Most Helpful Customer Reviews
Fatality in F, the fourth book in the Gethsemane Brown Mystery series, is full of everything that makes a Cozy Mystery, well, cozy. As a music teacher at an all-boys school in Dunmullach, Ireland, and with a flair for solving murders, Gethsemane is quickly earning, albeit begrudgingly, the respect of the local Gardai (law enforcement). But not everything in Gethsemane's Irish world is rosy. Before the annual rose and garden show can officially commence, Gethsemane finds herself knee deep in the fiercely competitive and highly complex world of flowers, including coded messages, high-stake patents, gene therapy, and murder. Gethsemane's ghostly roommate, Eamon, is front and center throughout most of this fourth book in the series, and while his ever-increasing fondness for Gethsemane is oh so sweet, his spectral defense abilities are even sweeter. Add in Gethsemane's inspector friend, Niall, and fellow teacher, Frankie, and this girl has amassed quite the crime-solving squad. As usual, Alexia Gordon's writing, characterization, and plot development are phenomenal, a bit humorous, and entirely enjoyable. Fatality in F offers the expected mystery montage, including back stabbing, red herrings, mistrust, and danger. However, this book (the entire series, actually) offers a truly unique protagonist as well. Gethsemane is a strong African-American woman who lives and works in Ireland (read the first book, Murder in G Major, to find out why) and who isn't afraid to jump in feet first when the murderous game is afoot. Her curiosity, loyalty, affinity for good bourbon, quick wit, and overall likability make Gethsemane Brown, or Fearless Brown as Frankie has dubbed her, a first-rate main character who also happens to be a musical genius. But Fearless Brown isn't completely perfect because she can be a bit tenacious and reckless when she is tackling a mystery, but who can blame her when a friend's life and reputation are at stake? If you love a good mystery series set in Ireland and with endearing and well-developed characters, plots that thrill at every turn and touch on mainstream topics, and a handsome ghost who makes coffee and leaves an aroma of leather and soap in his wake, then the entire Gethsemane Brown mystery series is for you. Fatality in F entertains all the way to the last page, where the first wisps of another mystery swirl and tease the imagination.

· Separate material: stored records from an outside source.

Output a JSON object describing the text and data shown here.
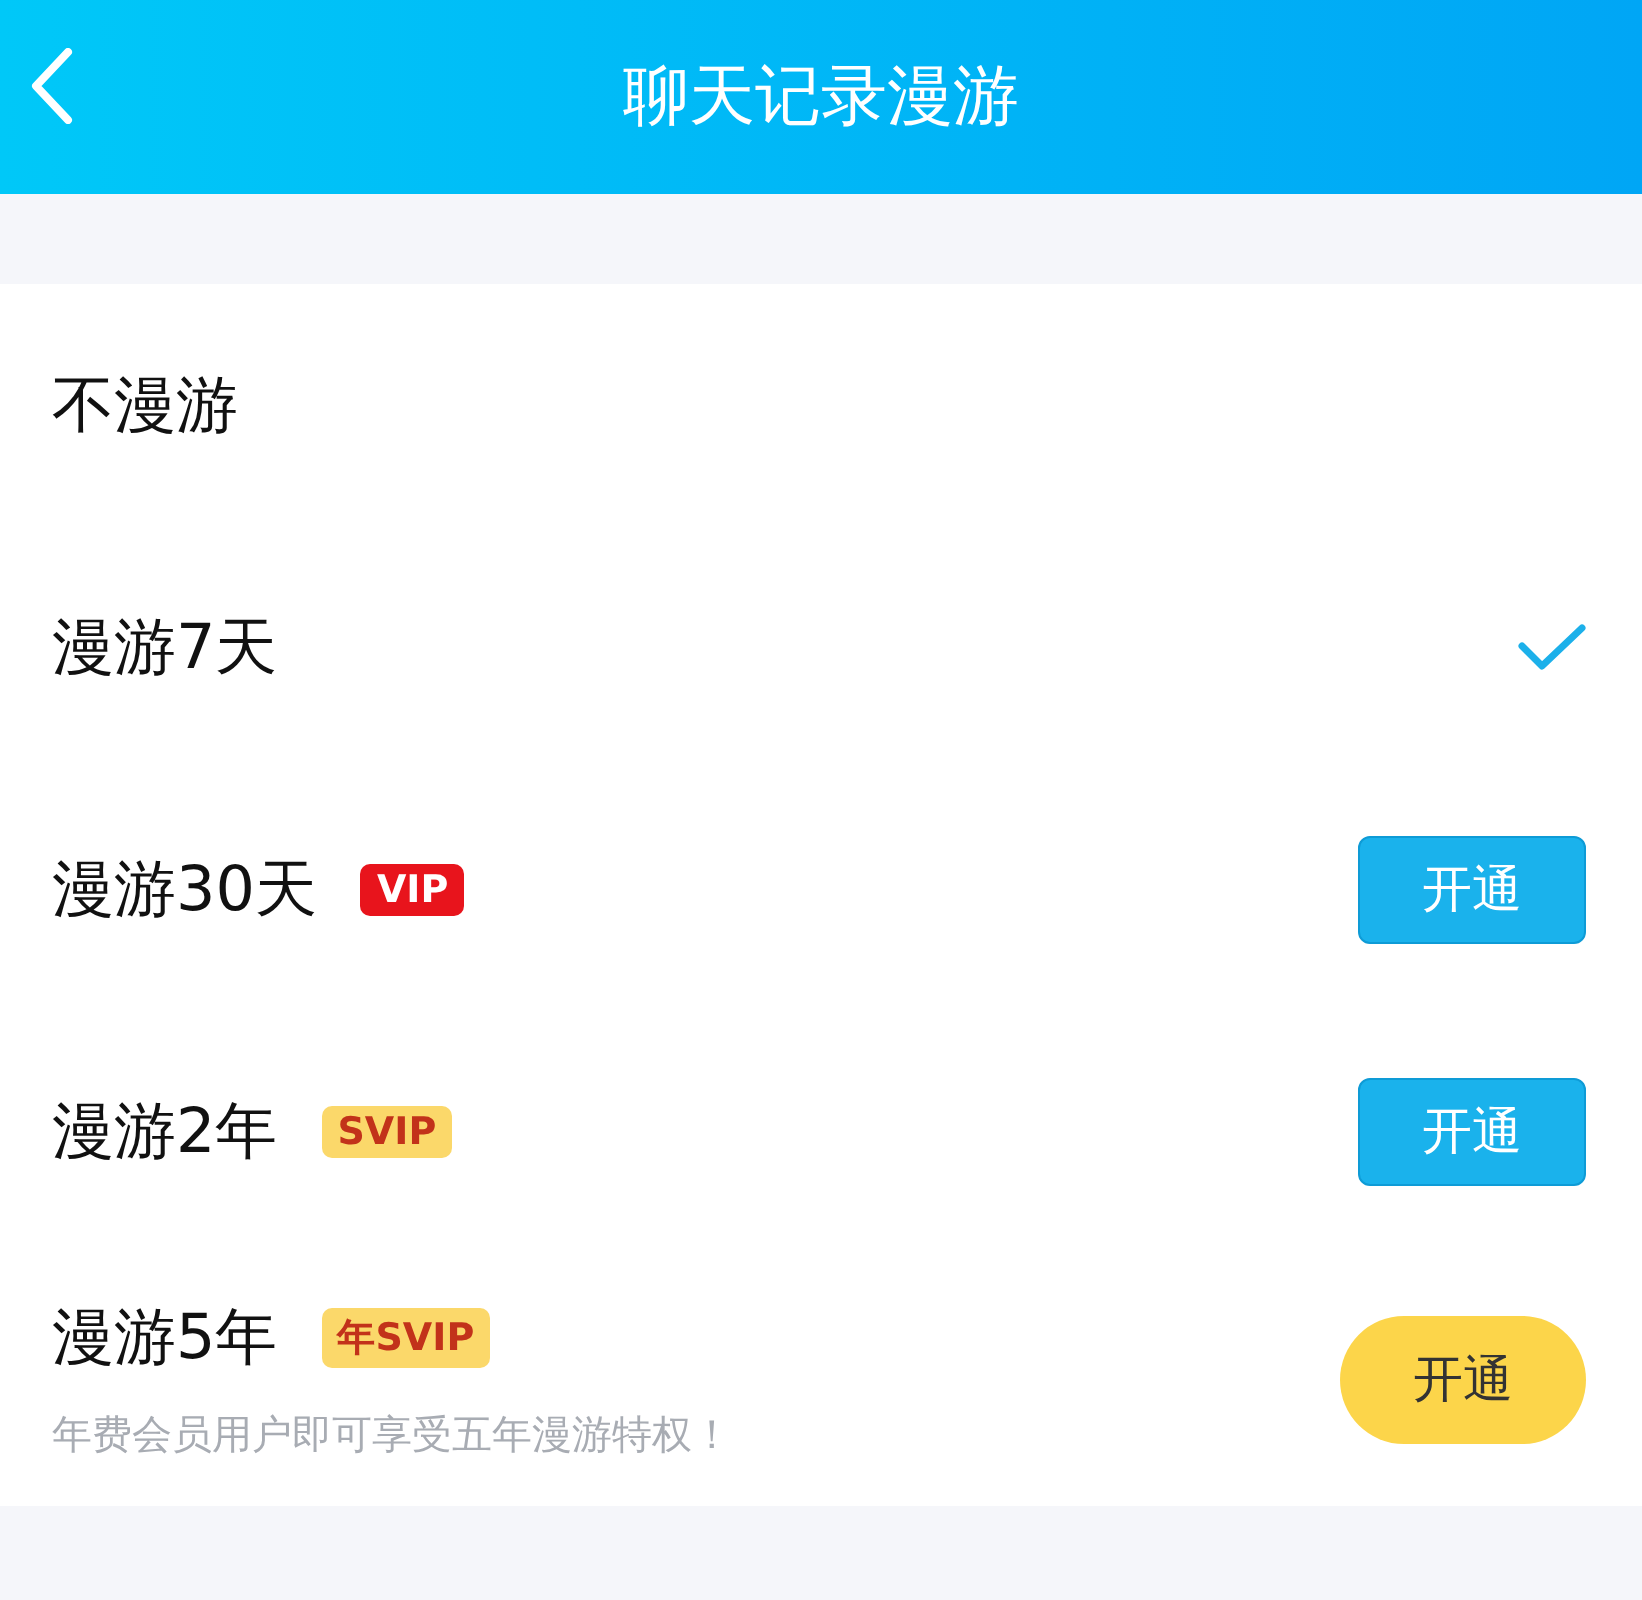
{
  "header": {
    "title": "聊天记录漫游"
  },
  "options": [
    {
      "label": "不漫游",
      "selected": false
    },
    {
      "label": "漫游7天",
      "selected": true
    },
    {
      "label": "漫游30天",
      "selected": false,
      "badge": {
        "kind": "vip",
        "text": "VIP"
      },
      "button": {
        "kind": "blue",
        "text": "开通"
      }
    },
    {
      "label": "漫游2年",
      "selected": false,
      "badge": {
        "kind": "svip",
        "text": "SVIP"
      },
      "button": {
        "kind": "blue",
        "text": "开通"
      }
    },
    {
      "label": "漫游5年",
      "selected": false,
      "badge": {
        "kind": "svip",
        "text": "年SVIP"
      },
      "note": "年费会员用户即可享受五年漫游特权！",
      "button": {
        "kind": "gold",
        "text": "开通"
      }
    }
  ]
}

This time around, we have a Garden Show, a stalker, and a copy-cat killer. Or in Clue terms, the rose garden, hedge clippers, and redacted for spoilers. I’ve been travelling a lot for work lately and recently found myself stuck in the Denver airport waiting on my delayed flight for way too many hours. During my delay, I read the entirety of Fatality in F. I am ever so thankful to have Ms. Gordon’s characters and mysteries to distract me from the craziness that is being stuck in an airport! I genuinely love the characters in this series and want to insert myself into their stories! Gethsemane is marvelous. Her amateur sleuthing may start out as harmless, but she always seems to end up in the wrong spot at the wrong time. I appreciate her tenacity in unraveling each mystery that comes her way. The men in Gethsemane’s life try their darndest to keep her safe. But “Fearless Brown”, as Frankie likes to call her, is just that. She’s out to solve the case, putting herself in danger on a regular basis. I appreciate how the different characters help each another, keeping each other safe and out of trouble. Or at least trying to keep each other out of trouble. Eamon is developing his ghost skills and is very protective of Gethsemane. He’s also learning about the 21st Century, watching (and quoting) movies and learning about the internet. That internet scene had me chuckling out loud. I definitely get a very Ghost and Mrs. Muir vibe between Eamon and Gethsemane. I’m excited to see how this relationship develops in the rest of the series. The plot of Fatality in F moves swiftly. To use the cliche, it’s a real page turner. My concerns with Death in D Minor are no longer an issue in this novel. I was easily able to navigate the setting and follow along with the characters. The mystery is well designed. I picked up the clues right along with Gethsemane. But, unlike Gethsemane, I never did determine who the perpetrator was! I’m also really glad that Gethsemane has friends, not romantic interests, in the male characters in these novels. Don’t get me wrong, there is nothing wrong with romance. I’m a fan. I’m just glad to see a female character who is strong and capable on her own. Some side notes: When I read these books, I really feel like I should be taking notes of the music and listening along. Future note for ebook publishers, link or embed the music listed in the plot. That would be a lot easier than my having to stop reading to look up the musical references. I seriously loved the flower symbols aspect of the plot in Fatality in F. It’s a subject in which I have a personal interest. It shows the great research Ms. Gordon puts into her books. "Frankie studied it. “Euphorbia, chamomile, eucalyptus, and spirea.” Gethsemane consulted The Language of Flowers. “Perseverance, energy in adversity, protection, and victory.” I’ve only read two of the books in the series (I KNOW, what have I been doing with my life?); I can safely say that, yes, you can easily start this series at book 4. There is enough explanation and back story to make the plot easy to follow for a new reader. Fatality in F is a cozy mystery worthy of a comfortable chair (or uncomfortable airport chair in my case) and a hot beverage of your choice. Or enjoy a whiskey like Gethsemane and her friends. Just check out this book, and this series!